◆ **INSTRUCTIONS TO FOLLOW**: What is needed is every line, exactly as given, from the line containing "Convert this screenshot" through the end of the data below.

Top of AVAILABLE RECORDS

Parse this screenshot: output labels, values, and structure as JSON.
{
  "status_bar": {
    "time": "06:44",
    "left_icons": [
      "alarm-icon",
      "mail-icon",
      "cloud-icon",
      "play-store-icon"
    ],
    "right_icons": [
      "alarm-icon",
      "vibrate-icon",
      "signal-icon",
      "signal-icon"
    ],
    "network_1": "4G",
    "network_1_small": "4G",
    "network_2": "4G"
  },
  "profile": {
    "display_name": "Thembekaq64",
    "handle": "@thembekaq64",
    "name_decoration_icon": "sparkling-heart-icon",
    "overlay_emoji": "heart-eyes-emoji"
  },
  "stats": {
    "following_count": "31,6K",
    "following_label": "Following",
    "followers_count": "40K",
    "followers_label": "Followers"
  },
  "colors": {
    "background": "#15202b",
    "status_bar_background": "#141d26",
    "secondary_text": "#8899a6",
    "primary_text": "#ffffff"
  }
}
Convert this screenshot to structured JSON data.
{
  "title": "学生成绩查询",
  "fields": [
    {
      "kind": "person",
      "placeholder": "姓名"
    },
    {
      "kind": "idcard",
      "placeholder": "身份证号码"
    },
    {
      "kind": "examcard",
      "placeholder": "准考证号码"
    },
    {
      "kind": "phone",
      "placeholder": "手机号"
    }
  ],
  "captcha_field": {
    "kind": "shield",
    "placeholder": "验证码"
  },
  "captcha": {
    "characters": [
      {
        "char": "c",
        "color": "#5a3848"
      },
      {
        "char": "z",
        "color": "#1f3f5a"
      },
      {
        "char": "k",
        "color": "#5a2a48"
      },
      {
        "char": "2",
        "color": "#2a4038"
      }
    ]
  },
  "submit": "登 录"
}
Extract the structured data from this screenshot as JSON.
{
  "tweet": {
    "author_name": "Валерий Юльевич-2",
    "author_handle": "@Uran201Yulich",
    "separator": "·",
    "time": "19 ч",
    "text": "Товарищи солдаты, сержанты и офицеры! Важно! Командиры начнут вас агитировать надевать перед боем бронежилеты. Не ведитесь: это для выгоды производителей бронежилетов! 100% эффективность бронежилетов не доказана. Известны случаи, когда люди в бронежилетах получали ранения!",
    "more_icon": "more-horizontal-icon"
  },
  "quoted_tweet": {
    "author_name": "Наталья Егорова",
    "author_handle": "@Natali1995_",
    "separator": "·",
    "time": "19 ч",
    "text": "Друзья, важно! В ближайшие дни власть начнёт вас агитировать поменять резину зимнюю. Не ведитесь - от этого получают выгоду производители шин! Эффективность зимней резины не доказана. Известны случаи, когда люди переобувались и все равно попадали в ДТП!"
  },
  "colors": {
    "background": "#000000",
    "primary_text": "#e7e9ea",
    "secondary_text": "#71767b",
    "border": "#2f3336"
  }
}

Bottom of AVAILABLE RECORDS

◆ **RESULT**:
Convert this screenshot to structured JSON data.
{
  "title": "学生成绩查询",
  "fields": [
    {
      "kind": "person",
      "placeholder": "姓名"
    },
    {
      "kind": "idcard",
      "placeholder": "身份证号码"
    },
    {
      "kind": "examcard",
      "placeholder": "准考证号码"
    },
    {
      "kind": "phone",
      "placeholder": "手机号"
    }
  ],
  "captcha_field": {
    "kind": "shield",
    "placeholder": "验证码"
  },
  "captcha": {
    "characters": [
      {
        "char": "c",
        "color": "#5a3848"
      },
      {
        "char": "z",
        "color": "#1f3f5a"
      },
      {
        "char": "k",
        "color": "#5a2a48"
      },
      {
        "char": "2",
        "color": "#2a4038"
      }
    ]
  },
  "submit": "登 录"
}
Extract the structured data from this screenshot as JSON.
{
  "tweet": {
    "author_name": "Валерий Юльевич-2",
    "author_handle": "@Uran201Yulich",
    "separator": "·",
    "time": "19 ч",
    "text": "Товарищи солдаты, сержанты и офицеры! Важно! Командиры начнут вас агитировать надевать перед боем бронежилеты. Не ведитесь: это для выгоды производителей бронежилетов! 100% эффективность бронежилетов не доказана. Известны случаи, когда люди в бронежилетах получали ранения!",
    "more_icon": "more-horizontal-icon"
  },
  "quoted_tweet": {
    "author_name": "Наталья Егорова",
    "author_handle": "@Natali1995_",
    "separator": "·",
    "time": "19 ч",
    "text": "Друзья, важно! В ближайшие дни власть начнёт вас агитировать поменять резину зимнюю. Не ведитесь - от этого получают выгоду производители шин! Эффективность зимней резины не доказана. Известны случаи, когда люди переобувались и все равно попадали в ДТП!"
  },
  "colors": {
    "background": "#000000",
    "primary_text": "#e7e9ea",
    "secondary_text": "#71767b",
    "border": "#2f3336"
  }
}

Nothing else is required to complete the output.